Rising cases of theft, robbery and abduction by domestic helps in the city have raised serious questions on the safety of residents, particularly children, who often spend most of the day alone with domestic helps.
Gurgaon has a floating population of more than five lakh maids, domestic helps, drivers, gardeners, carpenters, masons and industrial and construction workers.
With rapid urbanisation, influx of white-collar professionals and rising number of working couples, the demand for domestic helps is further increasing. While the police are often blamed for the rising crime rate, in such cases it is often the employers who fail to take security adequate measures and get a police verification done.
“People rarely come to police stations to get a verification done for their helps,” says Maheshwar Dayal, Gurgaon joint commissioner of police.
Rakesh Bansal, superintendent of police of Gumla district in Jharkhand from where a substantial number of helps come to work in Gurgaon, confirms Dayal’s version. “We rarely get verification requests of helps from our counterparts in NCR unless it’s for address verification of a person from the region who has got a government job,” says Bansal. The Gumla police have constituted an anti-human trafficking unit to curb the practice.
Men and women from economically backward regions of the country are often lured with the promise of a better life or many a time trafficked to parts of the National Capital Region and made to work as helps in homes.
Bansal added, “Our counterparts in Delhi-NCR keep alerting us about crimes so that we can help them track culprits if they return to their native places. Most of the time, no proper police verification is conducted before helps are hired.”
According to a rough estimate, more than 200 placement agencies based out of South Delhi and Gurgaon supply domestic helps in the Millennium City.
Several of these agencies fail to get verifications conducted as hundreds of youths from across the country are trafficked here.
Ashwani Narula, president of Gurgaon-based firm Hamari Suraksha that maintains a database of verified helps and works with the police to facilitate verification, said they are receiving several requests lately. “It is in the interest of both the employers as well the employees to get a verification done.
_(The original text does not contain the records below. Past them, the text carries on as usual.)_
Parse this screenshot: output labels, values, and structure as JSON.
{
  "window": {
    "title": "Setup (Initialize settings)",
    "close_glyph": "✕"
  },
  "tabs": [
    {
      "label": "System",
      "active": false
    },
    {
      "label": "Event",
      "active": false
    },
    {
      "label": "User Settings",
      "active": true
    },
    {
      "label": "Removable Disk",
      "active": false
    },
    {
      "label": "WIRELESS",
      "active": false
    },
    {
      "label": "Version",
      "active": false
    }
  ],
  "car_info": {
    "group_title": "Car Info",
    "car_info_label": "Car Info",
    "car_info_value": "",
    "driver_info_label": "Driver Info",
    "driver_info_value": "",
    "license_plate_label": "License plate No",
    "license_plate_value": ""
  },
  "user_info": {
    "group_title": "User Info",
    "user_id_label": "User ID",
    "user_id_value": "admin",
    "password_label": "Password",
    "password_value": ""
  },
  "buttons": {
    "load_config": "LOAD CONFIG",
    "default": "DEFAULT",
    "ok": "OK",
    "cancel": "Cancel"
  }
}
While it gives the employers a sense of security, it ensures that verified helps get better jobs. As they are considered to be more reliable, they are paid better.”